[Collected data entries]
******
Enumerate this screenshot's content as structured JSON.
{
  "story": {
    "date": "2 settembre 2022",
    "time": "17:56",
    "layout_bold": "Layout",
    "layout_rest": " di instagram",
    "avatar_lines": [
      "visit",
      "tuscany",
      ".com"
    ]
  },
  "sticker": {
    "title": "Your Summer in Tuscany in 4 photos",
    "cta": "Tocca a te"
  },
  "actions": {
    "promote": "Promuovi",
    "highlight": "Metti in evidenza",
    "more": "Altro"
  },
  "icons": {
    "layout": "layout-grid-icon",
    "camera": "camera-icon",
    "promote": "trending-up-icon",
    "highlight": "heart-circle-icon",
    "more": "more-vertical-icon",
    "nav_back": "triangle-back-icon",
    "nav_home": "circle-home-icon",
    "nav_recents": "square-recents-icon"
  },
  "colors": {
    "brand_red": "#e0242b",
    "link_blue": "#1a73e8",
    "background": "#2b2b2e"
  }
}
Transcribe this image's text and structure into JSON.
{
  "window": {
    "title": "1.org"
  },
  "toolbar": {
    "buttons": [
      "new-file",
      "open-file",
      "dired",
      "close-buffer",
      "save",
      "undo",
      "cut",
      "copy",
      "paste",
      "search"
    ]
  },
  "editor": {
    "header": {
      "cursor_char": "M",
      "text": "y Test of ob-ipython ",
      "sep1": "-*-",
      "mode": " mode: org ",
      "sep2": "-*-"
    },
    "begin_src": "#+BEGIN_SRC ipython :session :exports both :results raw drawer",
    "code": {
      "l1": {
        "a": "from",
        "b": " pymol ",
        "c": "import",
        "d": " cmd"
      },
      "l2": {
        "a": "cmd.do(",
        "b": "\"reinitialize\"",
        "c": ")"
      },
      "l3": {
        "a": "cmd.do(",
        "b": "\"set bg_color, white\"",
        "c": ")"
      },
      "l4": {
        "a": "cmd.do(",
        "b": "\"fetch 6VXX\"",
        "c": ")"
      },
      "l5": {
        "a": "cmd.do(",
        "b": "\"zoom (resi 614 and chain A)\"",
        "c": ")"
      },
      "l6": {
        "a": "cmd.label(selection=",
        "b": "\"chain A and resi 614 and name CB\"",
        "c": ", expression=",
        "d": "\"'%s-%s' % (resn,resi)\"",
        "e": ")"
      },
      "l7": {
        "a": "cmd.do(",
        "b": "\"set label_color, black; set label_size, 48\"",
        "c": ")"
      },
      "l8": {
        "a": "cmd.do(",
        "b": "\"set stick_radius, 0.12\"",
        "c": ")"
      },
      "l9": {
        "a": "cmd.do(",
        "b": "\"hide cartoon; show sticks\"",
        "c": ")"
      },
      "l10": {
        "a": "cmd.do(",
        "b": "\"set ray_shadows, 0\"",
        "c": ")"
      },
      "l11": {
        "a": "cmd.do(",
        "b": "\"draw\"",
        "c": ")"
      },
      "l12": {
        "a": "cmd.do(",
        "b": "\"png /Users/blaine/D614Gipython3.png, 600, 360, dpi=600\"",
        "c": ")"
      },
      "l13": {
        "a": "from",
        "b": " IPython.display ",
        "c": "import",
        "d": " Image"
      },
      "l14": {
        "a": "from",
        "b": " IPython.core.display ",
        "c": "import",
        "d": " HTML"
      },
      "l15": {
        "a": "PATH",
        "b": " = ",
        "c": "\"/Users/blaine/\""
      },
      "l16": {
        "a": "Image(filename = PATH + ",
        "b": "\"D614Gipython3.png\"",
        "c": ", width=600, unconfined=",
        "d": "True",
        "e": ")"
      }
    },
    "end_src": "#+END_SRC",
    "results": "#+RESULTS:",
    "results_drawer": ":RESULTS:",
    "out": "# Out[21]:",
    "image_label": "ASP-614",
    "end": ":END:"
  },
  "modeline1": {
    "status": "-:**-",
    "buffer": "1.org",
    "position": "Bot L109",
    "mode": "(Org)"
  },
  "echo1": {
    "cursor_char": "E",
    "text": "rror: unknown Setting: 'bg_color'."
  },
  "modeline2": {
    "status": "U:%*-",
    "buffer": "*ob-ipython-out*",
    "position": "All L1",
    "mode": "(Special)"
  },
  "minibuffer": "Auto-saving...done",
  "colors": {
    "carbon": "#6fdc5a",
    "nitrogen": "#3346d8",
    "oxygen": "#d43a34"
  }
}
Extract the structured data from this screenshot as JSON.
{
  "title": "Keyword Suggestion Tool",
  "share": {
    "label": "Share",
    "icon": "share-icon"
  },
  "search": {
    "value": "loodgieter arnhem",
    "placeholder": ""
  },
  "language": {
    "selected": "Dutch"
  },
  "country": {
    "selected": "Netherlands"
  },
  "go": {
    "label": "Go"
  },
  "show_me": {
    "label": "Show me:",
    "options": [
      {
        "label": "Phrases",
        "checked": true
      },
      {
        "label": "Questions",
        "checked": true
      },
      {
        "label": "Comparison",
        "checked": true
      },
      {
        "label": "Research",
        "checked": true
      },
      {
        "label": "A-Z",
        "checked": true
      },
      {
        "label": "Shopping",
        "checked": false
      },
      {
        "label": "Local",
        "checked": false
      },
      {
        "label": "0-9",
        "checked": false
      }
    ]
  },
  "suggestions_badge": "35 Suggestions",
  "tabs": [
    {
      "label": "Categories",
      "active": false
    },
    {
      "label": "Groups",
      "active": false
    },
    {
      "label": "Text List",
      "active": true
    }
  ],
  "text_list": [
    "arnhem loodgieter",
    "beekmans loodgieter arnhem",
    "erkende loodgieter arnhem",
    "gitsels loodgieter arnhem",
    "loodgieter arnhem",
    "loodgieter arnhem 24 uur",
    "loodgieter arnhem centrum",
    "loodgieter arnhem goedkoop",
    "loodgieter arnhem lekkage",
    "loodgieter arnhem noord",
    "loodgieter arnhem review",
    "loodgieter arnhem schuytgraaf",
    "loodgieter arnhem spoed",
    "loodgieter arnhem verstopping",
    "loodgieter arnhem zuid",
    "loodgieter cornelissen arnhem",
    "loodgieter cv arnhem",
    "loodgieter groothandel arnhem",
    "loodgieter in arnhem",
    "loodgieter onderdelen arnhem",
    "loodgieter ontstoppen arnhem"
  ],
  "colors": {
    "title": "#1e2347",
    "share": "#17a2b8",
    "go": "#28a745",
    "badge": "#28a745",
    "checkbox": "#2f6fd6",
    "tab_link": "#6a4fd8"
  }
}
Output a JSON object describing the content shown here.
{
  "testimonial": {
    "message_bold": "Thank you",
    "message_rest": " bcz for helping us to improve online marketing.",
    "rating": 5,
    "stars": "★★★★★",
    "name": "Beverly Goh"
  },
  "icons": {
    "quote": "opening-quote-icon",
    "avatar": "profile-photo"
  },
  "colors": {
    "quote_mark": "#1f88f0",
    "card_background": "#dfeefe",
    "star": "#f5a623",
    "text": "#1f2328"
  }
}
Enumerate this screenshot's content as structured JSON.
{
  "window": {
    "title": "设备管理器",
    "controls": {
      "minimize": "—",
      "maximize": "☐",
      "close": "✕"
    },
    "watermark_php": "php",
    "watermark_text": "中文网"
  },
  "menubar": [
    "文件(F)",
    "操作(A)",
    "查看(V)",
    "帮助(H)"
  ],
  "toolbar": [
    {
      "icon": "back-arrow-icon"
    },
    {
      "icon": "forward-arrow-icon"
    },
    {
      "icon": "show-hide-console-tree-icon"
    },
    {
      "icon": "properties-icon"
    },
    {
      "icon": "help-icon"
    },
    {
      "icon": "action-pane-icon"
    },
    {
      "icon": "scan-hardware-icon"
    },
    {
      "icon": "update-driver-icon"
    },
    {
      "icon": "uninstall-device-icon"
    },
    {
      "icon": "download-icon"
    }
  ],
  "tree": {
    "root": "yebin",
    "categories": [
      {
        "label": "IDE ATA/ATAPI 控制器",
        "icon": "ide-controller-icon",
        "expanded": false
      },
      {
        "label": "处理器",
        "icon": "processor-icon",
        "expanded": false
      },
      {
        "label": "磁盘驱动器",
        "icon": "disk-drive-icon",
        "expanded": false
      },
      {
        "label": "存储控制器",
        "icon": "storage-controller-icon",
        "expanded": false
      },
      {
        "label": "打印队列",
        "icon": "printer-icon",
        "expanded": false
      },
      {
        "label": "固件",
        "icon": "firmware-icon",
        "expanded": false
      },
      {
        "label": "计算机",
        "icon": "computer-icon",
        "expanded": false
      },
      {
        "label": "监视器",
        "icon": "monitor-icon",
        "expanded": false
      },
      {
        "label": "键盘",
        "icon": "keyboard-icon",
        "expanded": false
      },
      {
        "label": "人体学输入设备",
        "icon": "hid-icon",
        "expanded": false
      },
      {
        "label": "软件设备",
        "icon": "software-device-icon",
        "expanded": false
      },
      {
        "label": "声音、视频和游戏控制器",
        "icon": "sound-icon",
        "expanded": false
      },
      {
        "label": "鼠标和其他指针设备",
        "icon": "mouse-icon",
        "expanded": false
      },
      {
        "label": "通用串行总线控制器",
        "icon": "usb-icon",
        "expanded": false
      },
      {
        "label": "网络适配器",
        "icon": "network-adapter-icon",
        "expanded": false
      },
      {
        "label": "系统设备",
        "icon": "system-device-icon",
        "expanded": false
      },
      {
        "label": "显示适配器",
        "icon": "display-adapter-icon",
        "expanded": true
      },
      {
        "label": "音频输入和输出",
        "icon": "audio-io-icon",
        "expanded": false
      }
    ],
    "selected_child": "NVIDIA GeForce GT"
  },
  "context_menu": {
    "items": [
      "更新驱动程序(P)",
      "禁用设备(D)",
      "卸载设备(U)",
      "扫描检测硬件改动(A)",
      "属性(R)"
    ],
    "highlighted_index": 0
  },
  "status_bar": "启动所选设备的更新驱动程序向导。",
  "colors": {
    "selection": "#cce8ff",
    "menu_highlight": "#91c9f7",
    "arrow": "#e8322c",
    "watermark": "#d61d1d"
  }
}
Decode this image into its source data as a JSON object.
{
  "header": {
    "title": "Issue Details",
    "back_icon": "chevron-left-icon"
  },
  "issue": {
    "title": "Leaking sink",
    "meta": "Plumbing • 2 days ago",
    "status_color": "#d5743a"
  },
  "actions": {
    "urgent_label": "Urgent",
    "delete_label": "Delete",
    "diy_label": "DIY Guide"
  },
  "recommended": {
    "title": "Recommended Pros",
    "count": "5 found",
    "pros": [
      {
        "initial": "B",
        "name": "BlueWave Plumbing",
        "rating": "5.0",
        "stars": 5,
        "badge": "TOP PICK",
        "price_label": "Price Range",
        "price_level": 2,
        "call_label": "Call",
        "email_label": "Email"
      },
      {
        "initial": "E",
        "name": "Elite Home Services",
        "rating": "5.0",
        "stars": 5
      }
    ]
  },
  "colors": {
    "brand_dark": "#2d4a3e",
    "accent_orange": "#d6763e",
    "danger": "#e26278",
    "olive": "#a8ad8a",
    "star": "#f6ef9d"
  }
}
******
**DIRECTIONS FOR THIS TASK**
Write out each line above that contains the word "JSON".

**EXERCISE OUTPUT**
Enumerate this screenshot's content as structured JSON.
Transcribe this image's text and structure into JSON.
Extract the structured data from this screenshot as JSON.
Output a JSON object describing the content shown here.
Enumerate this screenshot's content as structured JSON.
Decode this image into its source data as a JSON object.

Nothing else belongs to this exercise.